In recent months the Central Bank has been fighting an appreciating Rouble, backed by high oil prices and the inflow of short term capital, with investors and capital markets following the trend. For the time being that operiod appears to be over with the rouble weakening against the currency basket in the wake of a major slump in the Euro and the subsequent flight of global capital to dollar safety. Deputy Head of the Central Bank, Alexey Ulyukayev, warned last week that the long trend of a strengthening Rouble wasn’t likely to continue into the future, with rising imports likely to bring the trade balance down.

“The time of excessive currency is either coming to its end or already over. This will be replaced by the turns of excessive money and deficit. This means a more volatile Rouble and there won’t be a particular trend, neither strengthening nor weakening.”
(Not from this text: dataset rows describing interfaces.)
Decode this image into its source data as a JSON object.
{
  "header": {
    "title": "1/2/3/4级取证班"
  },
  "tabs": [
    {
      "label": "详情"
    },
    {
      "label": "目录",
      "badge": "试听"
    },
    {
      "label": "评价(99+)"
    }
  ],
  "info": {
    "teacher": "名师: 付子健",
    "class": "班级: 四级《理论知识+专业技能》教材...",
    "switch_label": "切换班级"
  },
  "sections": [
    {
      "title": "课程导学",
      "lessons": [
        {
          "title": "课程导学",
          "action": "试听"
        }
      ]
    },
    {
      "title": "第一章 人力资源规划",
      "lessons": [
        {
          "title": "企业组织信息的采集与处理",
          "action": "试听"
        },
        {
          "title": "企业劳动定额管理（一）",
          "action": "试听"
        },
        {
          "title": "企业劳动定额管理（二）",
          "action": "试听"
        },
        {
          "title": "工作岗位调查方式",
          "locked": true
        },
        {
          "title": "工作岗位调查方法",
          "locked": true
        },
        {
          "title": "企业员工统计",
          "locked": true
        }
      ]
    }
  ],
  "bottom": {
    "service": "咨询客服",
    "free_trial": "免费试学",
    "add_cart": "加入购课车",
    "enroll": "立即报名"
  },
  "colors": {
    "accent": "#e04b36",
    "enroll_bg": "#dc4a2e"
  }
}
Uralsib’s Tikhomirov agrees that rising imports will balance the current account, reducing the need for interventions, and that currency fluctuations can stop the inflow of speculative capital.  Vladimir Savov, Otkritie FC’s Head of Research believes the move is largely formalizing what is obvious.

“To my mind, the CB’s move just shows that Russia’s authorities recognized the economy’s dependence on the oil price, that has been there for several months already. And this is quite a logical step in the situation of a low inflation that we have today in Russia.”

Savov added that the move is a step towards floating the Russian currency, which he believes could occur soon.

“I think, floating Rouble is quite possible some time soon, especially taken the rising confidence in Rouble and a growing amount of settlements in the currency. If before people tended to convert their money into some foreign currency, then today they are more likely to stay in Rouble. Moreover, the level of competition in some Russian industries also makes it possible.”